[Interface dataset entries]

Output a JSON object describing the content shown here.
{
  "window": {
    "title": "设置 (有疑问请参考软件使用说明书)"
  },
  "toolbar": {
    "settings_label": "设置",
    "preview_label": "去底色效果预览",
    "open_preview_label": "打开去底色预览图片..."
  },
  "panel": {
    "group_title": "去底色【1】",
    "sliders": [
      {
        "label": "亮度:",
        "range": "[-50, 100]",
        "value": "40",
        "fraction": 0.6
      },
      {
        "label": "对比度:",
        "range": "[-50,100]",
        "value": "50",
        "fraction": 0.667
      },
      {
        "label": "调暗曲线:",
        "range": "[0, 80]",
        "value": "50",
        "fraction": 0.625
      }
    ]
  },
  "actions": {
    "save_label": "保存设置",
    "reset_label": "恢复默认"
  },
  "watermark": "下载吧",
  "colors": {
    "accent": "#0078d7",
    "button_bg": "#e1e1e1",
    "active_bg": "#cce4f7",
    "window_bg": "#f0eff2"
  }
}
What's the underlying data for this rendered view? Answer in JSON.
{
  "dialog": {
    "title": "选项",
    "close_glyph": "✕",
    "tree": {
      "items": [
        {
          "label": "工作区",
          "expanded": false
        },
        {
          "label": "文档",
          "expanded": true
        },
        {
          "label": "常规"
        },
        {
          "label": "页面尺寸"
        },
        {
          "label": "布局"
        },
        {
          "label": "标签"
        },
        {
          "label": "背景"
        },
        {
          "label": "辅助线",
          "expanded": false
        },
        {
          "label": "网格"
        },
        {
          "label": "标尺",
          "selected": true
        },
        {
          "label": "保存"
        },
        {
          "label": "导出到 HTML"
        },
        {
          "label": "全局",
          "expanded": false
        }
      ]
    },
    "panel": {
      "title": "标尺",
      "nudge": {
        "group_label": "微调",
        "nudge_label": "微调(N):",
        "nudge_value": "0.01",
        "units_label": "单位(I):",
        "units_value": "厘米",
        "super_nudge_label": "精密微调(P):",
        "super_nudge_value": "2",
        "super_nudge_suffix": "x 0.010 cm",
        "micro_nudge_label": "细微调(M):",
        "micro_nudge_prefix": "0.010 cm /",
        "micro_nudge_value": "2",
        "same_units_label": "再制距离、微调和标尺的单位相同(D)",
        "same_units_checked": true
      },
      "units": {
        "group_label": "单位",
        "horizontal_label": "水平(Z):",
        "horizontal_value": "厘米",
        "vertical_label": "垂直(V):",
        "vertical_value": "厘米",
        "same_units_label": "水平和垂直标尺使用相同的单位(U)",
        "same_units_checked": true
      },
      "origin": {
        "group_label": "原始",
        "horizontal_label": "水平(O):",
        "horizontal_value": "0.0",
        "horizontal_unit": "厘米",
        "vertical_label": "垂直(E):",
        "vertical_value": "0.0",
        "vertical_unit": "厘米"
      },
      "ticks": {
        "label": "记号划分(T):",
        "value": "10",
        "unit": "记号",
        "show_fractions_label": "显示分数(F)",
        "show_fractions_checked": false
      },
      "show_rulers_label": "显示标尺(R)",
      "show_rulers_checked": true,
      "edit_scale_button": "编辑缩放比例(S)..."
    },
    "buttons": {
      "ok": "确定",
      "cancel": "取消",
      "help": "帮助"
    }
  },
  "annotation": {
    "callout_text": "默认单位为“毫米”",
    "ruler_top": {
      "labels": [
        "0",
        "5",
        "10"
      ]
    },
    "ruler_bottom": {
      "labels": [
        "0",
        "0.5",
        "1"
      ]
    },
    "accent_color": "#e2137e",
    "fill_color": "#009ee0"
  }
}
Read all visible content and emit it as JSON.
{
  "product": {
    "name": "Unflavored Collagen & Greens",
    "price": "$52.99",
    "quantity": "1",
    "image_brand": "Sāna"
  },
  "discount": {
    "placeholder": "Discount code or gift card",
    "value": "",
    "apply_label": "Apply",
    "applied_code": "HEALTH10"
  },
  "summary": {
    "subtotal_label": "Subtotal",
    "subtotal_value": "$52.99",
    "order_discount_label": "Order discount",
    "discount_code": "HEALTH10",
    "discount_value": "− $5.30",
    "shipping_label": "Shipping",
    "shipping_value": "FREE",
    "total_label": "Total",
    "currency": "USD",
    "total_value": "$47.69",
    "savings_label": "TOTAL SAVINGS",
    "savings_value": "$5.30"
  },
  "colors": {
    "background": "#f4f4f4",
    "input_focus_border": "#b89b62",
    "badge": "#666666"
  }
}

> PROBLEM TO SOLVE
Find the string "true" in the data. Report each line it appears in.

> ANSWER TO THE EXERCISE
          "expanded": true
          "selected": true
        "same_units_checked": true
        "same_units_checked": true
      "show_rulers_checked": true,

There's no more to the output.